What is required:
Which lines in the data below contain the string "icon"? Show each one.

□ □ □

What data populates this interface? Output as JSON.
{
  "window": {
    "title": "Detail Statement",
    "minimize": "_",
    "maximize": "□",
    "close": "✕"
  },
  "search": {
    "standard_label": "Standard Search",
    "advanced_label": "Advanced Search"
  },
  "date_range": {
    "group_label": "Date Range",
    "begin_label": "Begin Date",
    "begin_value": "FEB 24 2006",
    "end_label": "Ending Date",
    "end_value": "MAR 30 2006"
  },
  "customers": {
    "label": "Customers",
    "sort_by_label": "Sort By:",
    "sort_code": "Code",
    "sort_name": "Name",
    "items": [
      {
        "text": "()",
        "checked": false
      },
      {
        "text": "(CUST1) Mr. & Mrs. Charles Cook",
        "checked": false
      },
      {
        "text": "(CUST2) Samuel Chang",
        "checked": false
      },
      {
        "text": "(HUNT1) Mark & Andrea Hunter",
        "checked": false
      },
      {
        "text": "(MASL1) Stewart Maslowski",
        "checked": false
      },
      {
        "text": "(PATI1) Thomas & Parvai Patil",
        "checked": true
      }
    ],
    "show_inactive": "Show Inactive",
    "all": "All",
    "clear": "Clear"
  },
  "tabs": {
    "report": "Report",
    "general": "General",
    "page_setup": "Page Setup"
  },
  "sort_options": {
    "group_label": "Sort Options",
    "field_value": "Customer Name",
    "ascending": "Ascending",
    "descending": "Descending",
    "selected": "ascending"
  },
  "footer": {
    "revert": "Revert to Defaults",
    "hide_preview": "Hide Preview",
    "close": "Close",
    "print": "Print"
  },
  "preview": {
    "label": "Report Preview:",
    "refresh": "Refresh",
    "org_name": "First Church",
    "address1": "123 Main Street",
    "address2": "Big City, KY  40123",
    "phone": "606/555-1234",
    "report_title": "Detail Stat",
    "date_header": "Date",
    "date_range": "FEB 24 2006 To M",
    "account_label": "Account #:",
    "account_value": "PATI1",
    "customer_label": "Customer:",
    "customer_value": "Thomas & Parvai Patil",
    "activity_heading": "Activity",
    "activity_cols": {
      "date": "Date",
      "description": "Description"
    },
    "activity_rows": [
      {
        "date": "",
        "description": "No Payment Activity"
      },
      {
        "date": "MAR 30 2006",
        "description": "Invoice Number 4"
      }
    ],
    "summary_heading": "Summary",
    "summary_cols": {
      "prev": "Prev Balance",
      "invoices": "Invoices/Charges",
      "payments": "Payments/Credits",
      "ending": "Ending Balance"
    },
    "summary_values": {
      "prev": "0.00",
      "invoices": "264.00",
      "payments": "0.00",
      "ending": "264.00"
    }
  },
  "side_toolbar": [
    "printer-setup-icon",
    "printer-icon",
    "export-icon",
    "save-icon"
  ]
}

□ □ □

Response area:
    "printer-setup-icon",
    "printer-icon",
    "export-icon",
    "save-icon"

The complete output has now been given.